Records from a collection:
-------------------------

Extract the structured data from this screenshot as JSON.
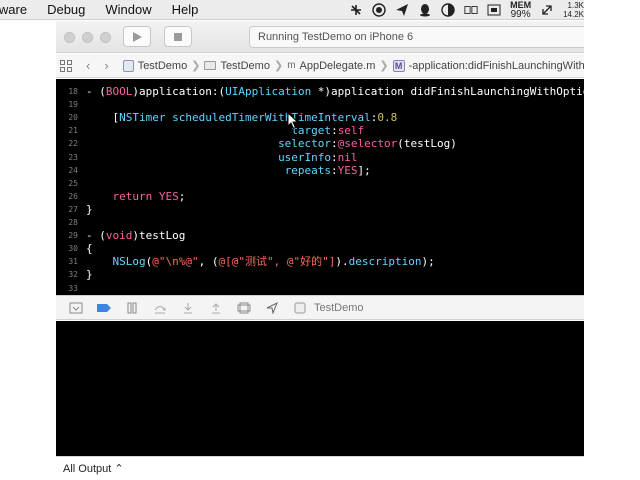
{
  "menubar": {
    "items": [
      "lware",
      "Debug",
      "Window",
      "Help"
    ],
    "mem_label": "MEM",
    "mem_value": "99%",
    "net_up": "1.3K",
    "net_down": "14.2K"
  },
  "toolbar": {
    "activity_text": "Running TestDemo on iPhone 6"
  },
  "jumpbar": {
    "crumbs": [
      "TestDemo",
      "TestDemo",
      "AppDelegate.m",
      "-application:didFinishLaunchingWithOptions:"
    ],
    "sep": "❯"
  },
  "editor": {
    "lines": [
      {
        "n": "18",
        "segs": [
          [
            "pl",
            "- ("
          ],
          [
            "kw",
            "BOOL"
          ],
          [
            "pl",
            ")application:("
          ],
          [
            "ty",
            "UIApplication"
          ],
          [
            "pl",
            " *)application didFinishLaunchingWithOptions:"
          ]
        ]
      },
      {
        "n": "19",
        "segs": []
      },
      {
        "n": "20",
        "segs": [
          [
            "pl",
            "    ["
          ],
          [
            "ty",
            "NSTimer"
          ],
          [
            "ty",
            " scheduledTimerWithTimeInterval"
          ],
          [
            "pl",
            ":"
          ],
          [
            "num",
            "0.8"
          ]
        ]
      },
      {
        "n": "21",
        "segs": [
          [
            "pl",
            "                               "
          ],
          [
            "ty",
            "target"
          ],
          [
            "pl",
            ":"
          ],
          [
            "kw",
            "self"
          ]
        ]
      },
      {
        "n": "22",
        "segs": [
          [
            "pl",
            "                             "
          ],
          [
            "ty",
            "selector"
          ],
          [
            "pl",
            ":"
          ],
          [
            "kw",
            "@selector"
          ],
          [
            "pl",
            "(testLog)"
          ]
        ]
      },
      {
        "n": "23",
        "segs": [
          [
            "pl",
            "                             "
          ],
          [
            "ty",
            "userInfo"
          ],
          [
            "pl",
            ":"
          ],
          [
            "kw",
            "nil"
          ]
        ]
      },
      {
        "n": "24",
        "segs": [
          [
            "pl",
            "                              "
          ],
          [
            "ty",
            "repeats"
          ],
          [
            "pl",
            ":"
          ],
          [
            "kw",
            "YES"
          ],
          [
            "pl",
            "];"
          ]
        ]
      },
      {
        "n": "25",
        "segs": []
      },
      {
        "n": "26",
        "segs": [
          [
            "pl",
            "    "
          ],
          [
            "kw",
            "return"
          ],
          [
            "pl",
            " "
          ],
          [
            "kw",
            "YES"
          ],
          [
            "pl",
            ";"
          ]
        ]
      },
      {
        "n": "27",
        "segs": [
          [
            "pl",
            "}"
          ]
        ]
      },
      {
        "n": "28",
        "segs": []
      },
      {
        "n": "29",
        "segs": [
          [
            "pl",
            "- ("
          ],
          [
            "kw",
            "void"
          ],
          [
            "pl",
            ")testLog"
          ]
        ]
      },
      {
        "n": "30",
        "segs": [
          [
            "pl",
            "{"
          ]
        ]
      },
      {
        "n": "31",
        "segs": [
          [
            "pl",
            "    "
          ],
          [
            "ty",
            "NSLog"
          ],
          [
            "pl",
            "("
          ],
          [
            "str",
            "@\"\\n%@\""
          ],
          [
            "pl",
            ", ("
          ],
          [
            "str",
            "@[@\"测试\", @\"好的\"]"
          ],
          [
            "pl",
            ")."
          ],
          [
            "ty",
            "description"
          ],
          [
            "pl",
            ");"
          ]
        ]
      },
      {
        "n": "32",
        "segs": [
          [
            "pl",
            "}"
          ]
        ]
      },
      {
        "n": "33",
        "segs": []
      }
    ]
  },
  "debugbar": {
    "target_label": "TestDemo"
  },
  "outputbar": {
    "label": "All Output ⌃"
  },
  "colors": {
    "keyword": "#fc5fa3",
    "type": "#5dd8ff",
    "string": "#fc6a5d",
    "number": "#d0bf69",
    "editor_bg": "#000000"
  }
}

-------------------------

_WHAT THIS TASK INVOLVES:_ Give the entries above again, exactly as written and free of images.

_ANSWER TO THIS EXERCISE:_
Extract the structured data from this screenshot as JSON.
{
  "menubar": {
    "items": [
      "lware",
      "Debug",
      "Window",
      "Help"
    ],
    "mem_label": "MEM",
    "mem_value": "99%",
    "net_up": "1.3K",
    "net_down": "14.2K"
  },
  "toolbar": {
    "activity_text": "Running TestDemo on iPhone 6"
  },
  "jumpbar": {
    "crumbs": [
      "TestDemo",
      "TestDemo",
      "AppDelegate.m",
      "-application:didFinishLaunchingWithOptions:"
    ],
    "sep": "❯"
  },
  "editor": {
    "lines": [
      {
        "n": "18",
        "segs": [
          [
            "pl",
            "- ("
          ],
          [
            "kw",
            "BOOL"
          ],
          [
            "pl",
            ")application:("
          ],
          [
            "ty",
            "UIApplication"
          ],
          [
            "pl",
            " *)application didFinishLaunchingWithOptions:"
          ]
        ]
      },
      {
        "n": "19",
        "segs": []
      },
      {
        "n": "20",
        "segs": [
          [
            "pl",
            "    ["
          ],
          [
            "ty",
            "NSTimer"
          ],
          [
            "ty",
            " scheduledTimerWithTimeInterval"
          ],
          [
            "pl",
            ":"
          ],
          [
            "num",
            "0.8"
          ]
        ]
      },
      {
        "n": "21",
        "segs": [
          [
            "pl",
            "                               "
          ],
          [
            "ty",
            "target"
          ],
          [
            "pl",
            ":"
          ],
          [
            "kw",
            "self"
          ]
        ]
      },
      {
        "n": "22",
        "segs": [
          [
            "pl",
            "                             "
          ],
          [
            "ty",
            "selector"
          ],
          [
            "pl",
            ":"
          ],
          [
            "kw",
            "@selector"
          ],
          [
            "pl",
            "(testLog)"
          ]
        ]
      },
      {
        "n": "23",
        "segs": [
          [
            "pl",
            "                             "
          ],
          [
            "ty",
            "userInfo"
          ],
          [
            "pl",
            ":"
          ],
          [
            "kw",
            "nil"
          ]
        ]
      },
      {
        "n": "24",
        "segs": [
          [
            "pl",
            "                              "
          ],
          [
            "ty",
            "repeats"
          ],
          [
            "pl",
            ":"
          ],
          [
            "kw",
            "YES"
          ],
          [
            "pl",
            "];"
          ]
        ]
      },
      {
        "n": "25",
        "segs": []
      },
      {
        "n": "26",
        "segs": [
          [
            "pl",
            "    "
          ],
          [
            "kw",
            "return"
          ],
          [
            "pl",
            " "
          ],
          [
            "kw",
            "YES"
          ],
          [
            "pl",
            ";"
          ]
        ]
      },
      {
        "n": "27",
        "segs": [
          [
            "pl",
            "}"
          ]
        ]
      },
      {
        "n": "28",
        "segs": []
      },
      {
        "n": "29",
        "segs": [
          [
            "pl",
            "- ("
          ],
          [
            "kw",
            "void"
          ],
          [
            "pl",
            ")testLog"
          ]
        ]
      },
      {
        "n": "30",
        "segs": [
          [
            "pl",
            "{"
          ]
        ]
      },
      {
        "n": "31",
        "segs": [
          [
            "pl",
            "    "
          ],
          [
            "ty",
            "NSLog"
          ],
          [
            "pl",
            "("
          ],
          [
            "str",
            "@\"\\n%@\""
          ],
          [
            "pl",
            ", ("
          ],
          [
            "str",
            "@[@\"测试\", @\"好的\"]"
          ],
          [
            "pl",
            ")."
          ],
          [
            "ty",
            "description"
          ],
          [
            "pl",
            ");"
          ]
        ]
      },
      {
        "n": "32",
        "segs": [
          [
            "pl",
            "}"
          ]
        ]
      },
      {
        "n": "33",
        "segs": []
      }
    ]
  },
  "debugbar": {
    "target_label": "TestDemo"
  },
  "outputbar": {
    "label": "All Output ⌃"
  },
  "colors": {
    "keyword": "#fc5fa3",
    "type": "#5dd8ff",
    "string": "#fc6a5d",
    "number": "#d0bf69",
    "editor_bg": "#000000"
  }
}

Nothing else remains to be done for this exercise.